Written by Martyna Majok
Directed by Daniella Topol
Reviewed by David Roberts
Theatre Reviews Limited
“As long as she thinks of a man, nobody objects to a woman thinking.” (Virginia Woolf, “Orlando”)
“One cannot think well, love well, sleep well, if one has not dined well.” (Virginia Woolf, “A Room of One’s Own”)
Darja (Marin Ireland) has not had a room of her own since she arrived in the United States from Poland with her first husband Maks (Josiah Bania) in 1992: a room she could really call her own. They both work in a factory in Elizabeth, New Jersey and depend on a bus to get them between work and home. Darja becomes pregnant and, after becoming discontent with the factory, Maks wants to make music – in Chicago, not in the Ironbound section of Newark, New Jersey where they have settled. He tells Darja, “People in this country need to know this so I don’t fall from this world like nothing ever happen.” But Darja believes since she followed Maks to The Unites States, “maybe now you follow me. And stay.”
Maks leaves and Darja stays and in Martyna Majok’s brilliant and engaging new play “Ironbound,” Darja’s journey to find herself and her son Aleks spans three decades of bittersweet encounters with men – young and not so young – who she hopes will not object to her thinking as long as she is not thinking of them. The play, currently running at Rattlestick Playwrights Theatre, begins at the aforementioned bus stop in the present – 2014 – with one of those men Tommy (Morgan Spector) attempting to convince her to stay with him – even marry him – despite his history of philandering infidelity. Darja has managed to tap Tommy’s phone (there’s an app for that) and is aware of his escapades – yet she wants to stay with him because she needs him even more than he needs her.
Between Tommy and Maks, Darja marries the man who owns the factory where she works. He turns out to be a physically abusive husband. In 2006, at the bus station, Darja meets Vic (Shiloh Fernandez) a high school sex worker from a wealthy family who turns tricks with older men hoping to find the sense of home he lacks with his parents. Vic comes closest to being the person who is interested in Darja and what she thinks. This is perhaps the most engaging scene in “Ironbound.” The chemistry between Ms. Ireland and Mr. Fernandez – who makes his New York stage debut with this performance – is remarkable and memorable.

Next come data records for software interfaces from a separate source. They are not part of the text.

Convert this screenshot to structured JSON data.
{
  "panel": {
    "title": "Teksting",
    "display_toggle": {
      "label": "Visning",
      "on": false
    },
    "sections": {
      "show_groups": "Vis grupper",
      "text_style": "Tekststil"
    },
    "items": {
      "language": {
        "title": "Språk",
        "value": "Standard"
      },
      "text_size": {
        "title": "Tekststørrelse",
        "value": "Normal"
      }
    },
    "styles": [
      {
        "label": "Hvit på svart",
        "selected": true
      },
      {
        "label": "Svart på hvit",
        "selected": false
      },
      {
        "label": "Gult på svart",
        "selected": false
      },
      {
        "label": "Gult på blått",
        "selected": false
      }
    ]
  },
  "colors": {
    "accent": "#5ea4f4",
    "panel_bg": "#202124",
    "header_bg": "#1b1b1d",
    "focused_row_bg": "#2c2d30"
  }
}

Ultimately, however, Darja – back in 2014 – reconsiders Tommy’s offer to stay with him: sans employment and sans a permanent home, she brokers the best deal she can to protect what is more important to her in the world, her son Aleks, her “kochanie” whom she needs to find and needs a car to find him. She considers Tommy’s offer – even his offer of marriage after learning Maks has died in Chicago – in the hopes she will find Aleks and have Tommy’s insurance to cover her son’s rehab costs. In her appeal to Tommy, she says, “And it’s no guarantee your Blue Cross can do anything but what I can do but try? I am not this kind of person what sits and thinks Why whole the time. He it’s my son. He can do every horrible thing to me and I will look to him and say This is Mine. This is what I have in whole this world what’s mine. You have your love and you give to everybody. This world it have millions peoples like me, millions womens. But is only one me for him. He can’t to throw this away.”

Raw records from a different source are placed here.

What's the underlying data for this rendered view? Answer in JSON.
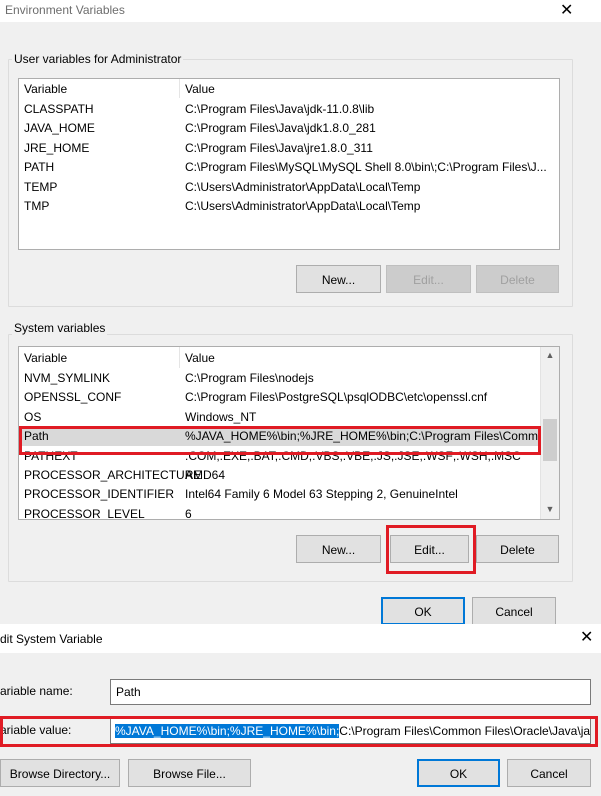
{
  "env_dialog": {
    "title": "Environment Variables",
    "user_group_label": "User variables for Administrator",
    "system_group_label": "System variables",
    "columns": [
      "Variable",
      "Value"
    ],
    "user_vars": [
      {
        "name": "CLASSPATH",
        "value": "C:\\Program Files\\Java\\jdk-11.0.8\\lib"
      },
      {
        "name": "JAVA_HOME",
        "value": "C:\\Program Files\\Java\\jdk1.8.0_281"
      },
      {
        "name": "JRE_HOME",
        "value": "C:\\Program Files\\Java\\jre1.8.0_311"
      },
      {
        "name": "PATH",
        "value": "C:\\Program Files\\MySQL\\MySQL Shell 8.0\\bin\\;C:\\Program Files\\J..."
      },
      {
        "name": "TEMP",
        "value": "C:\\Users\\Administrator\\AppData\\Local\\Temp"
      },
      {
        "name": "TMP",
        "value": "C:\\Users\\Administrator\\AppData\\Local\\Temp"
      }
    ],
    "system_vars": [
      {
        "name": "NVM_SYMLINK",
        "value": "C:\\Program Files\\nodejs"
      },
      {
        "name": "OPENSSL_CONF",
        "value": "C:\\Program Files\\PostgreSQL\\psqlODBC\\etc\\openssl.cnf"
      },
      {
        "name": "OS",
        "value": "Windows_NT"
      },
      {
        "name": "Path",
        "value": "%JAVA_HOME%\\bin;%JRE_HOME%\\bin;C:\\Program Files\\Comm..."
      },
      {
        "name": "PATHEXT",
        "value": ".COM;.EXE;.BAT;.CMD;.VBS;.VBE;.JS;.JSE;.WSF;.WSH;.MSC"
      },
      {
        "name": "PROCESSOR_ARCHITECTURE",
        "value": "AMD64"
      },
      {
        "name": "PROCESSOR_IDENTIFIER",
        "value": "Intel64 Family 6 Model 63 Stepping 2, GenuineIntel"
      },
      {
        "name": "PROCESSOR_LEVEL",
        "value": "6"
      }
    ],
    "selected_system_var": "Path",
    "buttons": {
      "user_new": "New...",
      "user_edit": "Edit...",
      "user_delete": "Delete",
      "sys_new": "New...",
      "sys_edit": "Edit...",
      "sys_delete": "Delete",
      "ok": "OK",
      "cancel": "Cancel"
    },
    "disabled_buttons": [
      "user_edit",
      "user_delete"
    ]
  },
  "edit_dialog": {
    "title": "dit System Variable",
    "name_label": "ariable name:",
    "name_value": "Path",
    "value_label": "ariable value:",
    "value_selected": "%JAVA_HOME%\\bin;%JRE_HOME%\\bin;",
    "value_rest": "C:\\Program Files\\Common Files\\Oracle\\Java\\javap",
    "buttons": {
      "browse_directory": "Browse Directory...",
      "browse_file": "Browse File...",
      "ok": "OK",
      "cancel": "Cancel"
    }
  },
  "icons": {
    "close": "close-icon",
    "scroll_up": "chevron-up-icon",
    "scroll_down": "chevron-down-icon"
  },
  "colors": {
    "highlight": "#e01b24",
    "selection": "#0078d7"
  }
}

Under Daniella Topol’s impeccable direction, the ensemble cast captures and shares the decision-making process of one woman who has for over three decades sought surcease from life’s seemingly insurmountable challenges. Marin Ireland offers a stunning performance of a woman whose decisions are driven by what matters to her most. “Ironbound” is about the dynamics of decision-making and confirms that what one chooses at any moment is connected to the past and the future and is driven by the commitment not – in Maks words – to “fall from this world like nothing ever happen.” One can claim to “be in the present” but what truly sustains is not just the present but the past and future. Ms. Ireland never leaves the stage and the detritus of 1992 through 2014 remain on stage throughout the performance. Josiah Bania, Shiloh Fernandez, and Morgan Spector deliver a trinity of authentic and believable performances of men who “would like [their] home in [Darja’s] mind to be nice place.”

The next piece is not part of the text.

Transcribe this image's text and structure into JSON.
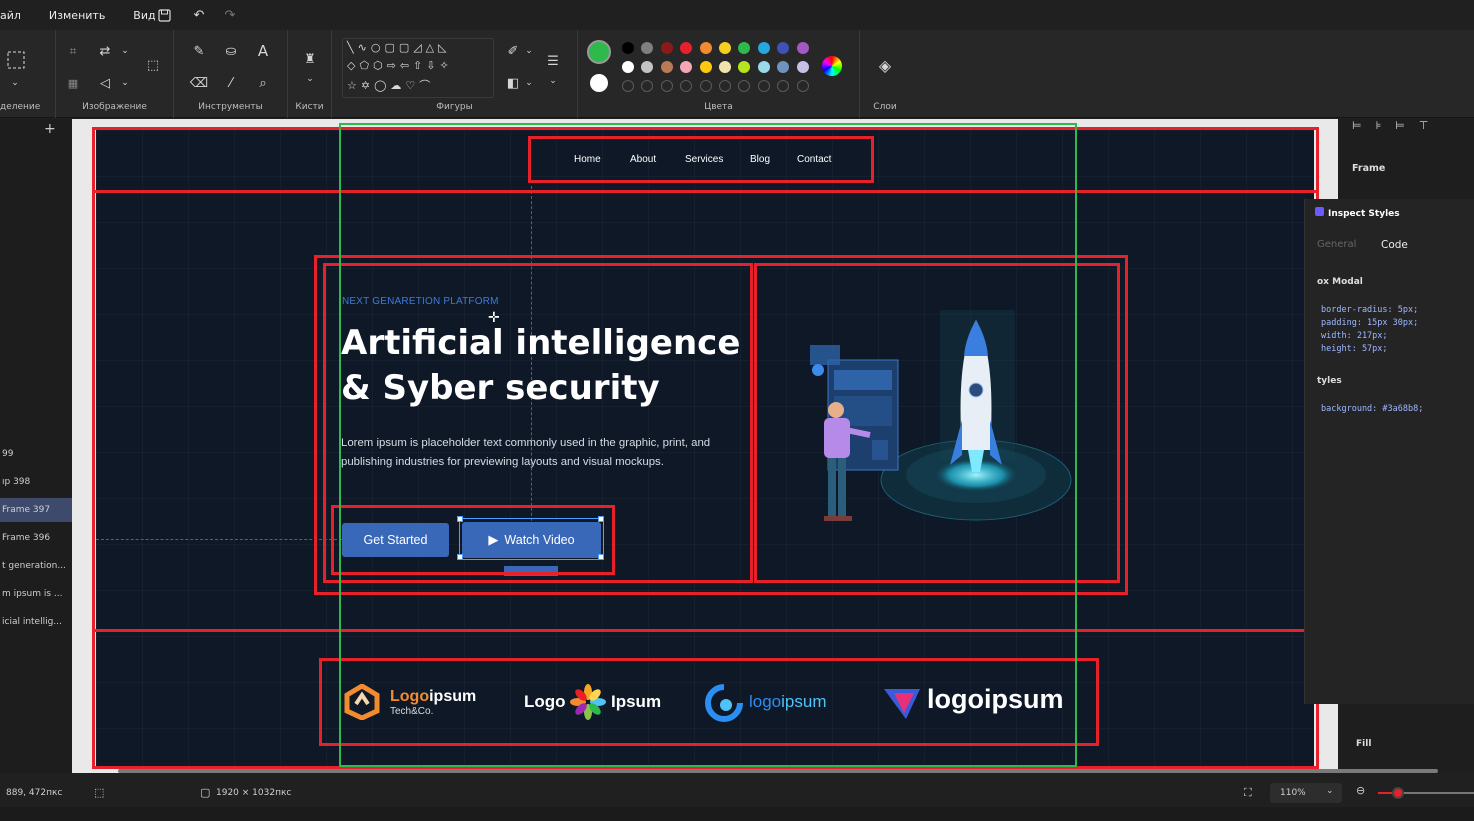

Justin Townsend’s stark set looms large over Rattlestick’s stage and provides the perfect backdrop – a virtual mindscape really – for Darja’s journey to self-realization and self-empowerment. “Ironbound” is a play not to be missed. It is not the easiest play to watch at times but its challenges are worth every moment of provocative surprise. And it is often quite funny as well. No audience will soon forget the importance of this significant play.